→ Task details
Return every line of the listing that includes the string "None".

→ Entries shown
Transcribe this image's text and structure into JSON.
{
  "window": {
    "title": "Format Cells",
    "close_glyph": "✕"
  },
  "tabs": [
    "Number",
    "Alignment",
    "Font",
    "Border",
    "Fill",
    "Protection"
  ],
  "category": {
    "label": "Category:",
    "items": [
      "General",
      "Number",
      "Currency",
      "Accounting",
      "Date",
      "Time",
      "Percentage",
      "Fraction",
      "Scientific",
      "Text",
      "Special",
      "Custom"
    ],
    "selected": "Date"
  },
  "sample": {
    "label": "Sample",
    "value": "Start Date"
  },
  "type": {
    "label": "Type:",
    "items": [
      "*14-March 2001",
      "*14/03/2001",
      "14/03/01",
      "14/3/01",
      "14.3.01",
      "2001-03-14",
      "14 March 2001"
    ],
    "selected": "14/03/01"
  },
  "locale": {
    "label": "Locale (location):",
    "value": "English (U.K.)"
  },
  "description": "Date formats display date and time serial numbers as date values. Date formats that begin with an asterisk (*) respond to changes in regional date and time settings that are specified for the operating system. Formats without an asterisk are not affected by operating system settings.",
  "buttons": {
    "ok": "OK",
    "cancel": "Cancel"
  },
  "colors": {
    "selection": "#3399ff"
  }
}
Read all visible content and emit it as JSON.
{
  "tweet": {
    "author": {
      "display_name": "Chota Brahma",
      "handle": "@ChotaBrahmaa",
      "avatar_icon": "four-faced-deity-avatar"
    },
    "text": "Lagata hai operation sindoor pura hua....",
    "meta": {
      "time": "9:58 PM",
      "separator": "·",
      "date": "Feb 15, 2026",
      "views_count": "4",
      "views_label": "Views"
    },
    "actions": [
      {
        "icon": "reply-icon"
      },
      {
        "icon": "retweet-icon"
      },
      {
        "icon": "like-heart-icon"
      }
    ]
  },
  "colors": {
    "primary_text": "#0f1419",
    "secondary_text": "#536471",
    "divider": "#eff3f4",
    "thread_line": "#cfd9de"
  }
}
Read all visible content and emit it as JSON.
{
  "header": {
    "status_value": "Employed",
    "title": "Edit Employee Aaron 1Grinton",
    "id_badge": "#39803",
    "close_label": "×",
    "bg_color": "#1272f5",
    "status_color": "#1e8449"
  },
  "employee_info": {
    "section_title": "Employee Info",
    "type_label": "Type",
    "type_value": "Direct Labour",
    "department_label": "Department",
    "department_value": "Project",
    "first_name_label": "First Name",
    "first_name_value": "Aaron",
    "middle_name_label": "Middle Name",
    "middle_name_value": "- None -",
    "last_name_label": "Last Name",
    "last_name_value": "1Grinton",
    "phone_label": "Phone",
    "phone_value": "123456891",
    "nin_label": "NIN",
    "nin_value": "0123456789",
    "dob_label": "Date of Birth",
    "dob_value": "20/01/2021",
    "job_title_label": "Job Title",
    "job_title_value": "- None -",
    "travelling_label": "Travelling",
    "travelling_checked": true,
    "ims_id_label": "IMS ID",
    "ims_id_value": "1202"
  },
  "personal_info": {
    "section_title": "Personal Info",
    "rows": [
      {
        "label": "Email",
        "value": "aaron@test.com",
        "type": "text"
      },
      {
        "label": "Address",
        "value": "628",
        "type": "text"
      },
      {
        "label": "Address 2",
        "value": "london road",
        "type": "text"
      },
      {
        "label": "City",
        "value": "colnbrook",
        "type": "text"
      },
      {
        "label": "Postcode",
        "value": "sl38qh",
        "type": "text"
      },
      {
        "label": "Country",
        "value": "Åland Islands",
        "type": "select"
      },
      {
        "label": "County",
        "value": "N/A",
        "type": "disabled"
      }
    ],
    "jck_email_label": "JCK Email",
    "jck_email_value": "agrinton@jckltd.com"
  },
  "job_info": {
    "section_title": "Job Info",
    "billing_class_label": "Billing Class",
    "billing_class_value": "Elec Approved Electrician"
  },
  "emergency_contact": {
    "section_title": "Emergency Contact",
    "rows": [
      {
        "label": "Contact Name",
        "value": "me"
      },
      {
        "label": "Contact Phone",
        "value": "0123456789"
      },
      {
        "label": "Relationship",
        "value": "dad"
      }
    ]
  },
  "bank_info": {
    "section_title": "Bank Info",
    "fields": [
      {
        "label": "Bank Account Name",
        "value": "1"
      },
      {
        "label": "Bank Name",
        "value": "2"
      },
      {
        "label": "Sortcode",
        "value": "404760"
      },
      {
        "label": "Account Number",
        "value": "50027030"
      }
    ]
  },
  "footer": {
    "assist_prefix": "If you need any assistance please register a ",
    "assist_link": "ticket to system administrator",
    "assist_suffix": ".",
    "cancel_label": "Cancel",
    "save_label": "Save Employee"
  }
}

→ Written response
    "middle_name_value": "- None -",
    "job_title_value": "- None -",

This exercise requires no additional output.